“Oh, absolutely. And I think it's a great mark of the quality of our College of Education, our Broad Business College, our Criminal Justice program, and our College of Engineering that they've reached these kinds of accolades.
“This is a very competitive area. Delivering this kind of material in a way that allows students to learn and be successful is a challenge. MSU and our faculty have risen to the challenge and really developed programs that are appealing to our students and that have the potential to appeal to other students as well.
“As we think about education in the future, having this combination of the ability to deliver both in person and remotely I think becomes incredibly important. With asynchronous learning, particularly, it allows us to expand the kind of students who can take and receive an MSU education. We have a quality combination of in-classroom and online coursed, and that's very special.”
This month Spartans took great pride in seeing MSU economist and professor Lisa D. Cook nominated to the Board of Governors of the Federal Reserve System by President Joe Biden. If confirmed, Cook will be the first Black woman to serve on the board in its 108-year history.
“It's wonderful. And professor Cook is really a remarkable economist and leader whose nomination just highlights the excellence of our Spartan faculty. I was really honored in 2020 to help welcome former Federal Reserve Chairperson Janet Yellen as a guest speaker for the American Economic Association summer training program, which was hosted by MSU under Cook's direction.
“So, I've had a chance to see her in action and to get to know her. She's a great representative for MSU and I'm sure, hopefully, she will be confirmed and will make a big difference to the Board of Governors of the Federal Reserve.”

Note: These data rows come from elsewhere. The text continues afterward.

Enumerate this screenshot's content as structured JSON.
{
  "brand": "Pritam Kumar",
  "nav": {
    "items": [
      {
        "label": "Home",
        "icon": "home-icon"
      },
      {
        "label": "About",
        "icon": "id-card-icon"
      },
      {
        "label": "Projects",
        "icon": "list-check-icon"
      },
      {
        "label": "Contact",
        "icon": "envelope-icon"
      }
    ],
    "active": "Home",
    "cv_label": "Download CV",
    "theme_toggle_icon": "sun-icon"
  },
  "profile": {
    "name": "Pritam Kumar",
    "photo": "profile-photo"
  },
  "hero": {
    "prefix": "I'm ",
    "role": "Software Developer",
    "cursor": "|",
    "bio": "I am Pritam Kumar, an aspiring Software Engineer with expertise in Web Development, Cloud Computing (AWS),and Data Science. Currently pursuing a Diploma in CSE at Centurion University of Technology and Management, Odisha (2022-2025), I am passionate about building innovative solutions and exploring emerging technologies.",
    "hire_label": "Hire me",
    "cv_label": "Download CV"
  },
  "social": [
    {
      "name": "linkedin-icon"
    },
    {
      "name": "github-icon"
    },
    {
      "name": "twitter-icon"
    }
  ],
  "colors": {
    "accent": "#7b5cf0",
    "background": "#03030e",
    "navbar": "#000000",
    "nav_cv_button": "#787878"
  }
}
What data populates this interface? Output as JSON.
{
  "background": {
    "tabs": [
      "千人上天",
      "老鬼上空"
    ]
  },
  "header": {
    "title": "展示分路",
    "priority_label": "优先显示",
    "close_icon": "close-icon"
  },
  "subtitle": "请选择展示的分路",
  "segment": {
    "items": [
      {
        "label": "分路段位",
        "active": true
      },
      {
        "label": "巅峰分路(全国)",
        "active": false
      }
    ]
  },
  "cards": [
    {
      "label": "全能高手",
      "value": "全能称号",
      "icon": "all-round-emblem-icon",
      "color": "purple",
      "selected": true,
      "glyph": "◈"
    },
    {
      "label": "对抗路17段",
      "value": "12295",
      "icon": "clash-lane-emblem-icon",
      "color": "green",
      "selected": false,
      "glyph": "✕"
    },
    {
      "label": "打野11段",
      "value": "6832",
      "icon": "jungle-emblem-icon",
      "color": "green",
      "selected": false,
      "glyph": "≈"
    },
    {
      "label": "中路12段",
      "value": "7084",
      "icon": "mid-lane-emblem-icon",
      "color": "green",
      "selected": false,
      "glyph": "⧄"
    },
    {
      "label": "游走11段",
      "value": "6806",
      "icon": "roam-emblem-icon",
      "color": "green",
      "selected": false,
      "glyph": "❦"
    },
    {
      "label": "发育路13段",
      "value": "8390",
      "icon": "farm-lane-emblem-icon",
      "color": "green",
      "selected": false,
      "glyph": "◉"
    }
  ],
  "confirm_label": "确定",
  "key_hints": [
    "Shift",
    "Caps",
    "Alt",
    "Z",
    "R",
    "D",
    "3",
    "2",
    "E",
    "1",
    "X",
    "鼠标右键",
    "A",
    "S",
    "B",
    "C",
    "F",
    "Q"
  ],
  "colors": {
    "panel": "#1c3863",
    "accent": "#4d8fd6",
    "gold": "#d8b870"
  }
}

Also, this month, we say goodbye to another trailblazing Spartan, that's volleyball head coach Cathy George, who announced her retirement after an impressive 35-season career, the last 17 at MSU. She's MSU's winningest volleyball coach, recording 302 wins with an overall record of 667 and 457 across her outstanding career.
“I had a chance to meet Coach George and see her in action coaching volleyball, and she was extraordinarily impressive. She has really been a tremendous asset and treasure to the MSU community. She was the first woman to lead a team to the NCAA Division 1 Final Four in 1989. She guided her team to 15 NCAA tournaments in all, 10 of them at MSU, with three Sweet 16 appearances and one in the Elite 8. And her student athletes were successful in the classroom as well, with 37 Big Ten Distinguished Scholar recognitions and seven academic All-America honors. She departs with our admiration and gratitude, and we'll do a national search for the next head volleyball coach. My thanks to her and my congratulations to her on such an extraordinary career.”
Any final thoughts as January turns over to February that you'd like to leave Spartans with today?
“Just again, we're so excited about this semester. There are great things that are going to happen. We are working very hard to manage successfully, and we will, through the return to campus in terms of in-person instruction. And I really appreciate all the efforts that people are putting in and the community support that comes forward to us as we continue this vital education mission.”
MSU Today airs Sunday mornings at 9:00 on WKAR News/Talk and Sunday evenings at 8:00 on 760 WJR. Find, rate, and subscribe to “MSU Today with Russ White” on Spotify, Apple Podcasts, and wherever you get your shows.